Other water reduction features include converting urinals into ‘waterless’ fixtures; all toilets are dual flush; and fairly simple timers on coffee machines and water dispensers switch these appliances off after hours. Howard notes that water recycling or harvesting is not viable in Windhoek due to the short rainy season and the fact that rainwater can only be stored for two to three months – making the cost of infrastructure unjustifiable.
Frederick Muketi, chief engineer of mechanical services at Namibia’s Ministry of Works & Transport and chairperson of the GBCNA, comments: “Emcon has demonstrated the benefits of implementing green strategies and systems while renovating existing buildings. The company has proven that good things are contagious, and have inspired another local firm, Seelenbinder Consulting Engineers, to apply for Green Star certification for their offices at Omake House.”
GBCNA: The way forward
While the GBCNA is still run on a volunteer-basis, the intention is to upscale to a more established scenario with permanent staff as the demand for Green Star certification grows. “We’re in the slow-start phase but, once we have passed critical mass, we expect exponential growth as happened in South Africa, albeit on a smaller scale,” adds Howard.

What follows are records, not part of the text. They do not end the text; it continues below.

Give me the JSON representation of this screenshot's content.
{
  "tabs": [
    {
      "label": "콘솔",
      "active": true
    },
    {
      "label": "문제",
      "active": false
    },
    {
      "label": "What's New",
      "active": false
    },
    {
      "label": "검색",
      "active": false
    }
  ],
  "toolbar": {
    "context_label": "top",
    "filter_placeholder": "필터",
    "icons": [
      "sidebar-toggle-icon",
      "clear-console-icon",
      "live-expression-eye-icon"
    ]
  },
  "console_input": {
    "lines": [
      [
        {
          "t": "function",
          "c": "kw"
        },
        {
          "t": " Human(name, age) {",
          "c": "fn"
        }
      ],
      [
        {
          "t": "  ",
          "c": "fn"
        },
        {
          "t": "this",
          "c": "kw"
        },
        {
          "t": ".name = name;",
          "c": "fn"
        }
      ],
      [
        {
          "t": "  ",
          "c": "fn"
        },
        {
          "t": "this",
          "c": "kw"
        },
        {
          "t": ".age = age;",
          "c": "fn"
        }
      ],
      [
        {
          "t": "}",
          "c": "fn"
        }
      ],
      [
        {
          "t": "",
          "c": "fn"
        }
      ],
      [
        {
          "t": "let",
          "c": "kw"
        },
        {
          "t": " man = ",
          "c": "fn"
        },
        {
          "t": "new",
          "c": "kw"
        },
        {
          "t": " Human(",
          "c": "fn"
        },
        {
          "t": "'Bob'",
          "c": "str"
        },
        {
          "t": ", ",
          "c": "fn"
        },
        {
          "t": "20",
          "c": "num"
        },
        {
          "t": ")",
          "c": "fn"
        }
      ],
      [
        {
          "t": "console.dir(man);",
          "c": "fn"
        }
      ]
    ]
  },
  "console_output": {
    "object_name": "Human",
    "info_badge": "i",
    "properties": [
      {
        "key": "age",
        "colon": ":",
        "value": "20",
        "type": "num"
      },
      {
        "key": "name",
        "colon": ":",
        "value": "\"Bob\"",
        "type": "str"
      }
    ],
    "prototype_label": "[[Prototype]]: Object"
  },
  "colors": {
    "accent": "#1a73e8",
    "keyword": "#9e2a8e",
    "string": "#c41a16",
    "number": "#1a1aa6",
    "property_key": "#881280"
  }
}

Nina Maritz, who sits on the GBCNA board and is well-known for her work in sustainable architecture, comments: “While a number of professionals in Namibia have been implementing sustainable design practices over the last decade, the reality of climate change in the mainstream is only now coming home to roost. We started the Green Building Council Namibia in 2013, in acknowledgement of the fact that climate change is the biggest development challenge that we face.
“We showcase as many international precedents and Namibian achievements as possible at our GBCNA events and annual convention. Our objectives, through the convention, are to build internal capacity for Namibia through knowledge sharing and upskilling our local built environment professionals; and to urge our local suppliers to attend and encourage investment in local production,” says Muketi.
Muketi also says the GBCNA’s voluntary inputs are already producing significant dividends. Training of professionals for accreditation began in March 2013, with 24 accredited professionals registered across new buildings, existing buildings and interiors to date; and a total of over 250 professionals trained over the last three years.
As far as certifications are concerned, the Emcon building is the second Green Star certified project in Namibia, following the new First National Bank (FNB) head office in Freedom Plaza, Windhoek; with three more buildings currently targeting Green Star ratings – the Ministry of Mines & Energy’s Erongo Regional Office, Seelenbinder Consulting Engineers’ offices, and the new National Assembly Building.
By Karen Eicker
See earthworks Issue 33, August-September 2016 for the full feature.